If you are interested in needlepoint as a hobby, you have to be patient with yourself. If you picked up this hobby in the hopes that it was going to be relaxing, you might be in for some disappointment. At least at first.
I don’t really recommend starting with a design right away. That’s not what a lot of people want to hear because it’s easy to go out and buy a kit that looks pretty. But if you really want to do a good job with that design, it is best to familiarize yourself with what you need to do before you jump into something like a design. If you’ve never driven before, the first time you drive isn’t the time to take a race car on the Autobahn, right? So don’t do it with needlepoint, either.
To get started, visit a craft store and get some thread and canvas to practice on. There are two most common methods of needlepoint: stabbing and sewing. They are both pretty straightforward. Stabbing means you drive the needle from one side of the material to the other. Then after you pull it tight, you bring it back to the first side again. This style of needlepoint is much easier for beginners. You have more control over the tightness of the thread. Then there is the sewing method, which is faster and used often by more experienced crafters. You put the needle through the front and back at the same time and pull it through. It can be harder to get the thread as tight this way, and you have to be a little more accurate with your stitches.
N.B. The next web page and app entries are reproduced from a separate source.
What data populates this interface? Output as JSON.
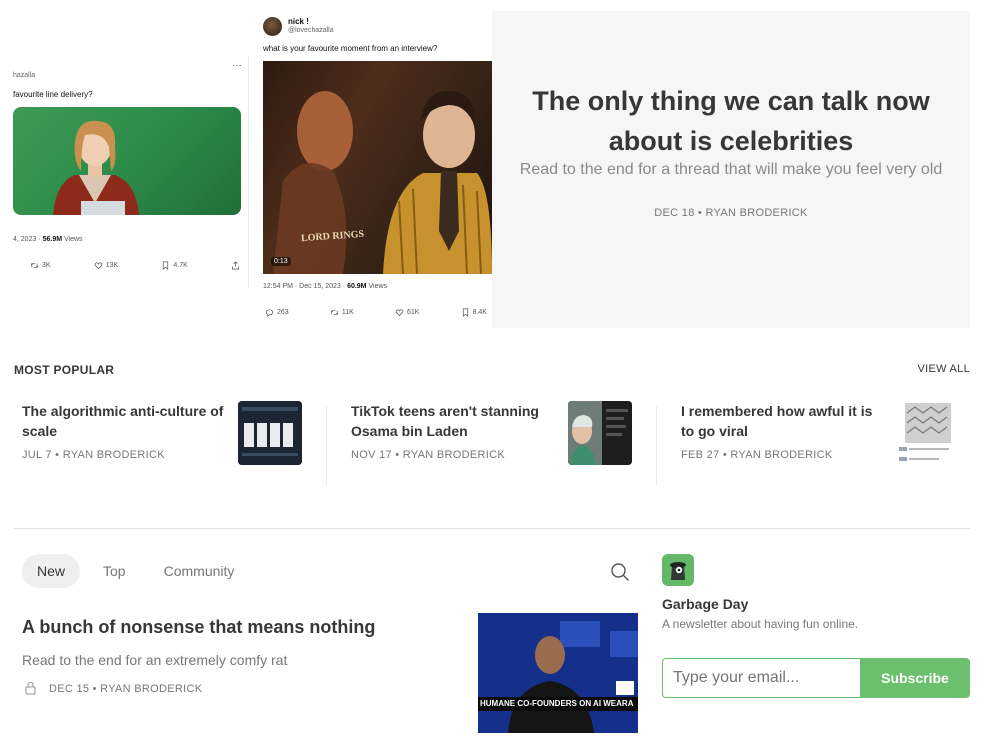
{
  "hero": {
    "tweet_left": {
      "handle": "hazalla",
      "text": "favourite line delivery?",
      "date": "4, 2023 ·",
      "views": "56.9M",
      "views_label": "Views",
      "retweets": "3K",
      "likes": "13K",
      "bookmarks": "4.7K"
    },
    "tweet_right": {
      "name": "nick !",
      "handle": "@lovechazalla",
      "text": "what is your favourite moment from an interview?",
      "video_caption": "LORD RINGS",
      "timecode": "0:13",
      "timestamp": "12:54 PM · Dec 15, 2023 ·",
      "views": "60.9M",
      "views_label": "Views",
      "replies": "263",
      "retweets": "11K",
      "likes": "61K",
      "bookmarks": "8.4K"
    },
    "card": {
      "title": "The only thing we can talk now about is celebrities",
      "subtitle": "Read to the end for a thread that will make you feel very old",
      "meta": "DEC 18 • RYAN BRODERICK"
    }
  },
  "popular": {
    "title": "MOST POPULAR",
    "view_all": "VIEW ALL",
    "items": [
      {
        "title": "The algorithmic anti-culture of scale",
        "meta": "JUL 7 • RYAN BRODERICK"
      },
      {
        "title": "TikTok teens aren't stanning Osama bin Laden",
        "meta": "NOV 17 • RYAN BRODERICK"
      },
      {
        "title": "I remembered how awful it is to go viral",
        "meta": "FEB 27 • RYAN BRODERICK"
      }
    ]
  },
  "feed": {
    "tabs": [
      "New",
      "Top",
      "Community"
    ],
    "active_tab": "New",
    "post": {
      "title": "A bunch of nonsense that means nothing",
      "subtitle": "Read to the end for an extremely comfy rat",
      "meta": "DEC 15 • RYAN BRODERICK",
      "thumb_chyron": "HUMANE CO-FOUNDERS ON AI WEARA"
    }
  },
  "newsletter": {
    "name": "Garbage Day",
    "description": "A newsletter about having fun online.",
    "email_placeholder": "Type your email...",
    "subscribe_label": "Subscribe"
  },
  "colors": {
    "text": "#363737",
    "muted": "#777777",
    "accent": "#6cbf6c",
    "hero_bg": "#f6f6f6"
  },
  "icons": [
    "retweet-icon",
    "heart-icon",
    "bookmark-icon",
    "share-icon",
    "reply-icon",
    "search-icon",
    "lock-icon"
  ]
}
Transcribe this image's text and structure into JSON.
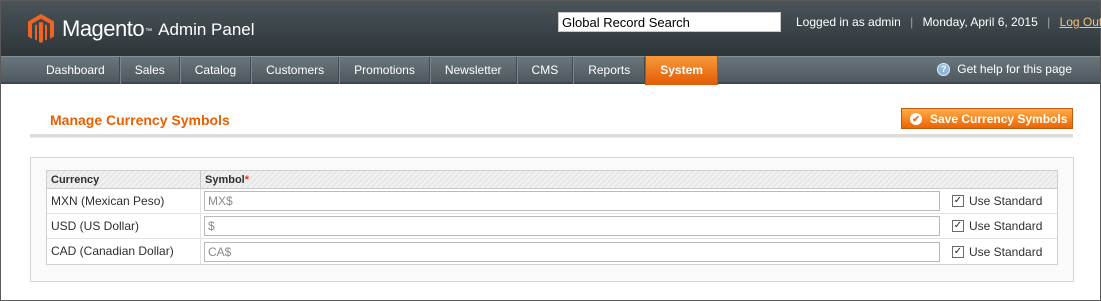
{
  "header": {
    "logo_text": "Magento",
    "logo_tm": "™",
    "logo_subtitle": "Admin Panel",
    "logo_icon": "magento-logo-icon",
    "search_value": "Global Record Search",
    "logged_in_text": "Logged in as admin",
    "date_text": "Monday, April 6, 2015",
    "logout_label": "Log Out",
    "separator": "|"
  },
  "nav": {
    "items": [
      {
        "label": "Dashboard"
      },
      {
        "label": "Sales"
      },
      {
        "label": "Catalog"
      },
      {
        "label": "Customers"
      },
      {
        "label": "Promotions"
      },
      {
        "label": "Newsletter"
      },
      {
        "label": "CMS"
      },
      {
        "label": "Reports"
      },
      {
        "label": "System",
        "active": true
      }
    ],
    "help_label": "Get help for this page",
    "help_icon_glyph": "?"
  },
  "page": {
    "title": "Manage Currency Symbols",
    "save_button_label": "Save Currency Symbols",
    "save_icon_glyph": "✔"
  },
  "grid": {
    "headers": {
      "currency": "Currency",
      "symbol": "Symbol",
      "required_mark": "*"
    },
    "rows": [
      {
        "currency": "MXN (Mexican Peso)",
        "symbol": "MX$",
        "use_standard_label": "Use Standard",
        "use_standard": true
      },
      {
        "currency": "USD (US Dollar)",
        "symbol": "$",
        "use_standard_label": "Use Standard",
        "use_standard": true
      },
      {
        "currency": "CAD (Canadian Dollar)",
        "symbol": "CA$",
        "use_standard_label": "Use Standard",
        "use_standard": true
      }
    ],
    "check_glyph": "✓"
  },
  "colors": {
    "header_bg": "#2d3539",
    "nav_bg": "#5a666c",
    "accent_orange": "#eb5e00",
    "title_orange": "#eb5e00"
  }
}
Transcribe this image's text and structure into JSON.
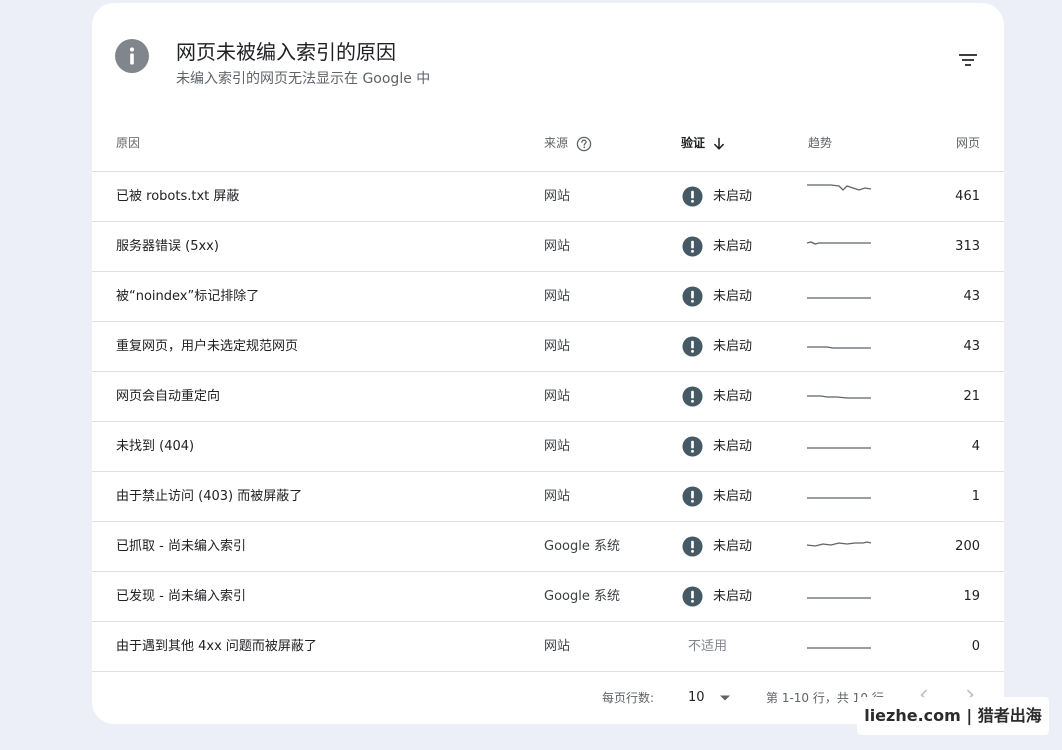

Once you’ve tried them both a few times and learn what works best for you, it is time to move on to the next step. You need to practice some of the different stitches. You can find a decent list here with pictures to show you what they should look like. Familiarize yourself with a few different stitches so that when the time comes to use them in a design, you are comfortable doing it. You won’t feel so bad screwing up a stitch or two on a practice canvas as you will a beautiful (and pricey) design kit that you were planning to give to someone. Give yourself the time to become proficient at it first, and you’ll be less frustrated with yourself when you start your first project.
Once you get to the point where you feel you are competent with a variety of stitches, you are ready for the fun part! Find a kit that has an appealing design. Be sure not to get something that has too many threads or is too large—remind yourself that you are just starting and there is time to get to those other kits after you have a few small ones under your belt. I usually mark out the different color threads in the design first, but that’s because I like being organized that way. Regardless of how you determine your plan of attack, definitely study the instructions and the layout of the design. The more you understand it before you start, the better the end result.
I really hope that you have found this little intro helpful and that you are on your way to enjoying this hobby for a long time to come.